One of my favorite traditions in the Melkite Church’s celebration of Pascha is when we sing, “Christ is risen! He is truly risen!” or “Al Masiah Qaam! Haqqan Qaam! / Al Massihu Qam! Haqqan Qam!” or “Christos Anesti! Alithos Anesti!”. And we greet each other with “Glory to His Resurrection on the Third Day! We glorify His Resurrection on the Third Day!” It becomes so loud and boisterous inside that Church – poor neighbors! The photo above is of everyone re-entering the Church under the empty Tomb of Christ. The song that then gets everyone going is, “Christ is risen from the dead and by His death He has trampled upon death, and has given life to those who are in the tombs!” Boy, you have never experienced a Pascha (Easter) Vigil until you have experienced the ones celebrated in our old parish! The lamps are swinging, it’s after 1:00 a.m., everyone is tired and their voices are hoarse, but they sing it as loud as they can, and everyone is laughing and Fr. Justin is running up and down the aisles swinging that incense! It has to be one of the most joyous experiences I have ever had. Am I Arabic? Nope! Scots/English girl here. But can I embrace the spiritual, cultural, and social customs of an ethnic parish? You bet I can! I relish in it. Because to me, we are sharing what makes our Church truly universal. And there is absolutely nothing to compare to the Divine Liturgy of St. John Chrysostom, a midnight Easter Vigil, Fr. Justin’s exhausted enthusiasm, and the smell of MEAT cooking just yards away – a smell no incense can wipe out after 40 days of fasting; trust me on that.

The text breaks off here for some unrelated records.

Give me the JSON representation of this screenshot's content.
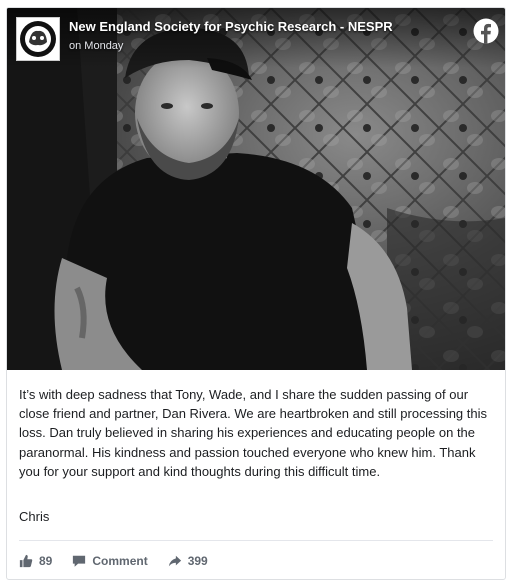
{
  "post": {
    "page_name": "New England Society for Psychic Research - NESPR",
    "timestamp": "on Monday",
    "text": "It’s with deep sadness that Tony, Wade, and I share the sudden passing of our close friend and partner, Dan Rivera. We are heartbroken and still processing this loss. Dan truly believed in sharing his experiences and educating people on the paranormal. His kindness and passion touched everyone who knew him. Thank you for your support and kind thoughts during this difficult time.",
    "signoff": "Chris"
  },
  "actions": {
    "like_count": "89",
    "comment_label": "Comment",
    "share_count": "399"
  },
  "icons": {
    "platform_logo": "facebook-icon",
    "like": "thumbs-up-icon",
    "comment": "comment-icon",
    "share": "share-arrow-icon"
  },
  "colors": {
    "facebook_logo_bg": "#ffffff",
    "action_text": "#606770",
    "body_text": "#1c1e21"
  }
}
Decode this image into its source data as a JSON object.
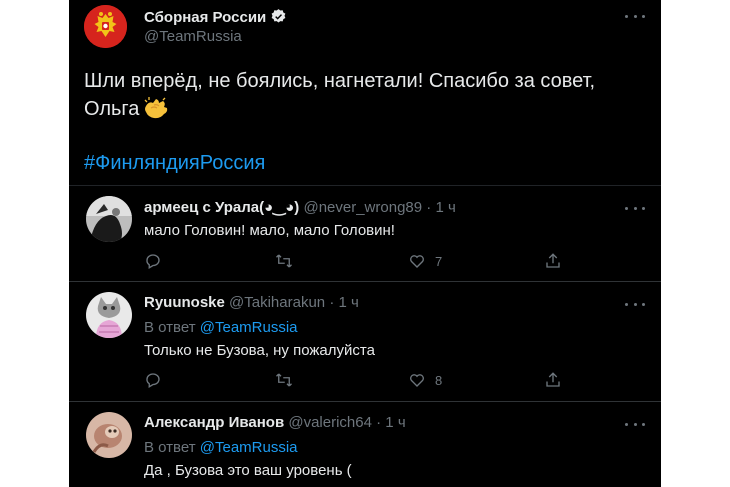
{
  "main_tweet": {
    "author_name": "Сборная России",
    "author_handle": "@TeamRussia",
    "text": "Шли вперёд, не боялись, нагнетали! Спасибо за совет, Ольга",
    "hashtag": "#ФинляндияРоссия"
  },
  "replies": [
    {
      "name": "армеец с Урала(◕‿◕)",
      "handle": "@never_wrong89",
      "time": "· 1 ч",
      "reply_prefix": "",
      "reply_to": "",
      "text": "мало Головин! мало, мало Головин!",
      "like_count": "7"
    },
    {
      "name": "Ryuunoske",
      "handle": "@Takiharakun",
      "time": "· 1 ч",
      "reply_prefix": "В ответ",
      "reply_to": "@TeamRussia",
      "text": "Только не Бузова, ну пожалуйста",
      "like_count": "8"
    },
    {
      "name": "Александр Иванов",
      "handle": "@valerich64",
      "time": "· 1 ч",
      "reply_prefix": "В ответ",
      "reply_to": "@TeamRussia",
      "text": "Да , Бузова это ваш уровень  (",
      "like_count": ""
    }
  ],
  "icons": [
    "more-icon",
    "verified-icon",
    "clap-emoji-icon",
    "reply-icon",
    "retweet-icon",
    "like-icon",
    "share-icon"
  ],
  "colors": {
    "background": "#000000",
    "text": "#e7e9ea",
    "muted": "#6e767d",
    "link": "#1d9bf0",
    "divider": "#2f3336"
  }
}
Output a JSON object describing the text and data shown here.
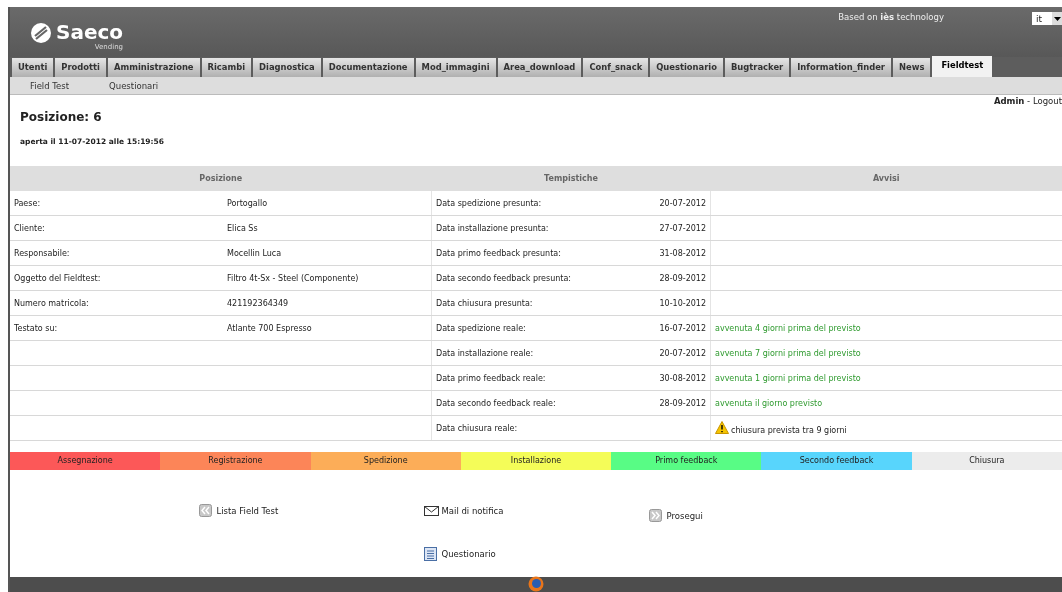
{
  "header": {
    "brand": "Saeco",
    "brand_sub": "Vending",
    "based_on": "Based on **iès** technology",
    "language": "it"
  },
  "tabs": [
    {
      "label": "Utenti",
      "selected": false
    },
    {
      "label": "Prodotti",
      "selected": false
    },
    {
      "label": "Amministrazione",
      "selected": false
    },
    {
      "label": "Ricambi",
      "selected": false
    },
    {
      "label": "Diagnostica",
      "selected": false
    },
    {
      "label": "Documentazione",
      "selected": false
    },
    {
      "label": "Mod_immagini",
      "selected": false
    },
    {
      "label": "Area_download",
      "selected": false
    },
    {
      "label": "Conf_snack",
      "selected": false
    },
    {
      "label": "Questionario",
      "selected": false
    },
    {
      "label": "Bugtracker",
      "selected": false
    },
    {
      "label": "Information_finder",
      "selected": false
    },
    {
      "label": "News",
      "selected": false
    },
    {
      "label": "Fieldtest",
      "selected": true
    }
  ],
  "subnav": [
    "Field Test",
    "Questionari"
  ],
  "user": {
    "name": "Admin",
    "separator": "-",
    "logout": "Logout"
  },
  "title": "Posizione: 6",
  "opened": "aperta il 11-07-2012 alle 15:19:56",
  "table": {
    "columns": [
      "Posizione",
      "Tempistiche",
      "Avvisi"
    ],
    "rows": [
      {
        "label": "Paese:",
        "value": "Portogallo",
        "timing": "Data spedizione presunta:",
        "date": "20-07-2012"
      },
      {
        "label": "Cliente:",
        "value": "Elica Ss",
        "timing": "Data installazione presunta:",
        "date": "27-07-2012"
      },
      {
        "label": "Responsabile:",
        "value": "Mocellin Luca",
        "timing": "Data primo feedback presunta:",
        "date": "31-08-2012"
      },
      {
        "label": "Oggetto del Fieldtest:",
        "value": "Filtro 4t-Sx - Steel (Componente)",
        "timing": "Data secondo feedback presunta:",
        "date": "28-09-2012"
      },
      {
        "label": "Numero matricola:",
        "value": "421192364349",
        "timing": "Data chiusura presunta:",
        "date": "10-10-2012"
      },
      {
        "label": "Testato su:",
        "value": "Atlante 700 Espresso",
        "timing": "Data spedizione reale:",
        "date": "16-07-2012",
        "notice": {
          "kind": "ok",
          "text": "avvenuta 4 giorni prima del previsto"
        }
      },
      {
        "timing": "Data installazione reale:",
        "date": "20-07-2012",
        "notice": {
          "kind": "ok",
          "text": "avvenuta 7 giorni prima del previsto"
        }
      },
      {
        "timing": "Data primo feedback reale:",
        "date": "30-08-2012",
        "notice": {
          "kind": "ok",
          "text": "avvenuta 1 giorni prima del previsto"
        }
      },
      {
        "timing": "Data secondo feedback reale:",
        "date": "28-09-2012",
        "notice": {
          "kind": "ok",
          "text": "avvenuta il giorno previsto"
        }
      },
      {
        "timing": "Data chiusura reale:",
        "notice": {
          "kind": "warning",
          "text": "chiusura prevista tra 9 giorni"
        }
      }
    ]
  },
  "stages": [
    {
      "label": "Assegnazione",
      "color": "#fc5858"
    },
    {
      "label": "Registrazione",
      "color": "#fc8558"
    },
    {
      "label": "Spedizione",
      "color": "#fcad58"
    },
    {
      "label": "Installazione",
      "color": "#f4fc58"
    },
    {
      "label": "Primo feedback",
      "color": "#58fc85"
    },
    {
      "label": "Secondo feedback",
      "color": "#58d5fc"
    },
    {
      "label": "Chiusura",
      "color": "#ececec"
    }
  ],
  "actions": [
    {
      "kind": "back",
      "label": "Lista Field Test"
    },
    {
      "kind": "mail",
      "label": "Mail di notifica"
    },
    {
      "kind": "next",
      "label": "Prosegui"
    },
    {
      "kind": "form",
      "label": "Questionario"
    }
  ]
}
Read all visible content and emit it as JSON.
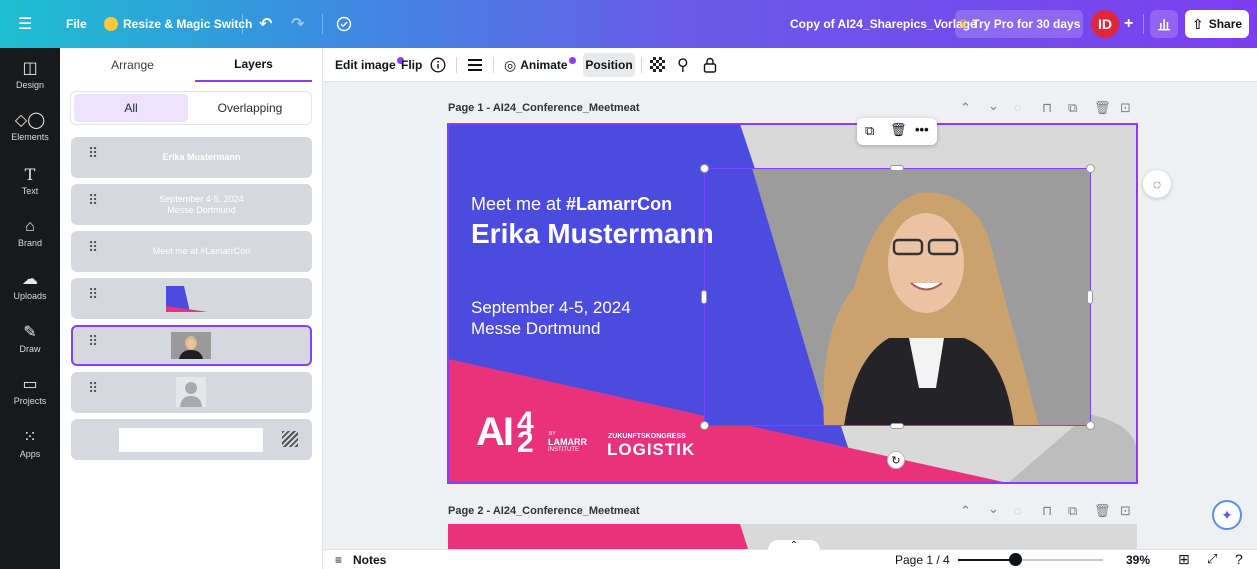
{
  "topbar": {
    "menu_icon": "hamburger-icon",
    "file_label": "File",
    "resize_label": "Resize & Magic Switch",
    "doc_title": "Copy of AI24_Sharepics_Vorlage",
    "try_pro_label": "Try Pro for 30 days",
    "avatar_initials": "ID",
    "share_label": "Share"
  },
  "rail": {
    "items": [
      {
        "label": "Design",
        "icon": "design-icon"
      },
      {
        "label": "Elements",
        "icon": "elements-icon"
      },
      {
        "label": "Text",
        "icon": "text-icon"
      },
      {
        "label": "Brand",
        "icon": "brand-icon"
      },
      {
        "label": "Uploads",
        "icon": "uploads-icon"
      },
      {
        "label": "Draw",
        "icon": "draw-icon"
      },
      {
        "label": "Projects",
        "icon": "projects-icon"
      },
      {
        "label": "Apps",
        "icon": "apps-icon"
      }
    ]
  },
  "panel": {
    "tabs": [
      "Arrange",
      "Layers"
    ],
    "active_tab": "Layers",
    "segments": [
      "All",
      "Overlapping"
    ],
    "layers": [
      {
        "line1": "Erika Mustermann",
        "line2": ""
      },
      {
        "line1": "September 4-5, 2024",
        "line2": "Messe Dortmund"
      },
      {
        "line1": "Meet me at #LamarrCon",
        "line2": ""
      }
    ]
  },
  "ctx": {
    "edit_image": "Edit image",
    "flip": "Flip",
    "animate": "Animate",
    "position": "Position"
  },
  "canvas": {
    "page1_title": "Page 1 - AI24_Conference_Meetmeat",
    "page2_title": "Page 2 - AI24_Conference_Meetmeat",
    "meet_prefix": "Meet me at ",
    "meet_tag": "#LamarrCon",
    "name": "Erika Mustermann",
    "date": "September 4-5, 2024",
    "venue": "Messe Dortmund",
    "logo_ai": "AI",
    "logo_by": "BY",
    "logo_lamarr": "LAMARR",
    "logo_institute": "INSTITUTE",
    "logo_zk": "ZUKUNFTSKONGRESS",
    "logo_logistik": "LOGISTIK"
  },
  "bottom": {
    "notes_label": "Notes",
    "page_indicator": "Page 1 / 4",
    "zoom": "39%",
    "zoom_fraction": 0.39
  },
  "colors": {
    "accent": "#8b3dff",
    "blue": "#4b4be0",
    "pink": "#e8327c",
    "avatar": "#e0263c"
  }
}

So this year, our first year up here in Alaska, celebrating in a Byzantine parish, I am learning all new traditions. And I am loving it. Why? Because my world just expanded again. I didn’t boycott because they don’t use Melkite chant or the Arabic and Greek languages, nor fast in exactly the same way. I am, instead, learning some Slavonic and trying hard to wrap my head around some Russian. I am not leaving one behind and embracing one in its place, I am adding to my religious experience; my repertoire, if you will. This process of Theosis, or my salvation, is a long one. It will take my eternity! God will take us on some wild rides in our journey, if we allow it to happen. I may not celebrate wearing all green today, nor will I be breaking my fast with corned beef, but I sure can support those who do.
The tradition of red eggs at Easter is explained above. When two Christians greet one another at Easter, it is with an egg held in their hand (preferably hard boiled and colored/decorated!). They clang eggs, symbolizing the opening of the Tomb, and they say to one another, “Christ is risen! He is truly risen!” (The one whose egg does not break is considered the “winner” and goes on, cracking eggs with others in greeting until their egg is broken. Then they eat that one and get another one!) I think sharing something with people that comes from another culture makes us better; it makes our faith more universal, or catholic. And God came for all peoples, in all places, not just a select few. He came for me! And I am getting excited! Next try is dying eggs using yellow onion skins…I’ll let you know how they come out!!